Inception had me actually stunned. This left me baffled and as I asked my colleagues what happened? I realised I did know what was going on BUT found plot holes. The scientific stuff might have been accurate but the decision making and events leading up to said twist were NOT so clear.

It didn’t help that as I went to tweet my 140 character review; the #InterstellarPlotHoles had already started trending.

The mix should have been heaven for me but it’s just didn’t deliver for me. I felt numb and had a head ache. I’m not stupid BUT this made me feel a little.

I respect the Nolans for bringing brains back to the blockbuster. It is very clever and brilliantly shot. The effects are to die for. BUT the story and pace dragged on too long for me and the final result wasn’t all it cracked up to be for me.

It’s hard not divulging plot points to quarrel elements. I mean the drone? What up with that?

It is certainly worth seeing and did something that not many films do these days. Get you thinking and talking. BUT for the right reasons? We shall see.

Timey wimey and hardcore sci-fi fans will love this. Others may feel a little bored and a little baffled. Best film of 2014? Sorry, that falls short.
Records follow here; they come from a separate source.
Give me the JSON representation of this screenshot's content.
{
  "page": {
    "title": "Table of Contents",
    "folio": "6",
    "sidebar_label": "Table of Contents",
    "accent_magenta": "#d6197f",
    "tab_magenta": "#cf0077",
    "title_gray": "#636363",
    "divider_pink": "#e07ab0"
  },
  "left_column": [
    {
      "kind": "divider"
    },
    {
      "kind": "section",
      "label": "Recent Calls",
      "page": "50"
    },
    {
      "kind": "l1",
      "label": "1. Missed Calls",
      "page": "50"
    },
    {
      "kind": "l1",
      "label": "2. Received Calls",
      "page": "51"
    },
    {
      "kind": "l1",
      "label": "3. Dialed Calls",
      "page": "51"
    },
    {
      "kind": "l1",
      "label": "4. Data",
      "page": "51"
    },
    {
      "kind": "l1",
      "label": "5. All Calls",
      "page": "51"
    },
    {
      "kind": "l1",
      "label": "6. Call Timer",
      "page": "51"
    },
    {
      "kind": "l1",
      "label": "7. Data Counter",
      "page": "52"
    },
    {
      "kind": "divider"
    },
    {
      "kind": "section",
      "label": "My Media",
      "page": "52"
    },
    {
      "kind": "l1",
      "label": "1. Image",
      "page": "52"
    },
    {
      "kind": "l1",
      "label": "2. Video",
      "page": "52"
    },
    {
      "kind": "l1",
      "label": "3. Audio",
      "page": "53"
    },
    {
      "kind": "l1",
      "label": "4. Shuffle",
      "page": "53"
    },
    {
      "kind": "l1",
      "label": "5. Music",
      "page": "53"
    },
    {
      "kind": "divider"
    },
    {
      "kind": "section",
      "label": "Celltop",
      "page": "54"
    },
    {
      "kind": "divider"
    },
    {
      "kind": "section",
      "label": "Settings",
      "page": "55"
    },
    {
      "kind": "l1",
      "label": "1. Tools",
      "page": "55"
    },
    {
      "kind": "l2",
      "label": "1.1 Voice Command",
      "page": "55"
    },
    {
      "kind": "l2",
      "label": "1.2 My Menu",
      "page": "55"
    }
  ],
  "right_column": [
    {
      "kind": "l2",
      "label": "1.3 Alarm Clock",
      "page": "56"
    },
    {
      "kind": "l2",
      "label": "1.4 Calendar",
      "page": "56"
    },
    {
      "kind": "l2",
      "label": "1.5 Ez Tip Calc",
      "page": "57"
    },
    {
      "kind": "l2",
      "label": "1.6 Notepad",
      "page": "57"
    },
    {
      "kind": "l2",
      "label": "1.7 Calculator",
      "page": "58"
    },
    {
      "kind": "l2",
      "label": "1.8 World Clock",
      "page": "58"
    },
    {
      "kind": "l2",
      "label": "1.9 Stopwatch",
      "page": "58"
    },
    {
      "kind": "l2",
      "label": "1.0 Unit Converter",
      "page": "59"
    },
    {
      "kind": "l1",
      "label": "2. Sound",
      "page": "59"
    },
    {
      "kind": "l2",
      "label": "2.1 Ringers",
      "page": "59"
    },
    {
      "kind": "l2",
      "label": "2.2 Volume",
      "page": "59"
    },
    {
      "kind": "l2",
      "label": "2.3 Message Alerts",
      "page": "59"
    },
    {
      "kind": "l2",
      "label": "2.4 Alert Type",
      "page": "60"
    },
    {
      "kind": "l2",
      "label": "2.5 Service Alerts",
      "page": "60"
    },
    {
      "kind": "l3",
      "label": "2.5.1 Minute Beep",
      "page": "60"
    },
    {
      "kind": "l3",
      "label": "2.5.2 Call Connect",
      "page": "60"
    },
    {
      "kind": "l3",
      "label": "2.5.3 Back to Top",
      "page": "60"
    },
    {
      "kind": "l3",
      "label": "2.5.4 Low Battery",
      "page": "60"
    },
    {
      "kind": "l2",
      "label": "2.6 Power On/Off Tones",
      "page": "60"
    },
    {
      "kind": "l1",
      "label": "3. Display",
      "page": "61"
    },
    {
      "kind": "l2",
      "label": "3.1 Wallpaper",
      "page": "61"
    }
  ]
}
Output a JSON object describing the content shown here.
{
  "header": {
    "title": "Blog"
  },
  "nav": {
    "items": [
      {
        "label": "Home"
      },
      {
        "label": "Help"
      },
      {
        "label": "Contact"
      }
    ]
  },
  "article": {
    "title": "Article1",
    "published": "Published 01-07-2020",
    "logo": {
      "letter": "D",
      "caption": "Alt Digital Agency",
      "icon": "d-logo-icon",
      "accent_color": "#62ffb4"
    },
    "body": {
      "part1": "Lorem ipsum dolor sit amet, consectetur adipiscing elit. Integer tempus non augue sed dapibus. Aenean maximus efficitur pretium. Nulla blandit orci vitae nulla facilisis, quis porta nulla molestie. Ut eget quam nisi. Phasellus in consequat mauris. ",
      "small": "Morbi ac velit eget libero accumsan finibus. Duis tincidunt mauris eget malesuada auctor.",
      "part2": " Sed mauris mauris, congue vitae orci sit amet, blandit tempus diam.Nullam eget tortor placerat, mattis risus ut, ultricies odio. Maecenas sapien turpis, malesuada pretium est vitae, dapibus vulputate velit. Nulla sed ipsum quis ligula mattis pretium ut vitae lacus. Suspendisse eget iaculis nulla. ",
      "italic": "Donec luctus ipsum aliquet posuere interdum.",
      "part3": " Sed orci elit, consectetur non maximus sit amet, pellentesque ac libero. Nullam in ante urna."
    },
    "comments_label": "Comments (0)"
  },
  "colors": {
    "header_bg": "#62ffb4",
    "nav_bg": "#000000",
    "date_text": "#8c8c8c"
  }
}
Different and diverse BUT also dense and difficult at times for me.

Alright, alright, alright for me.

3.5/5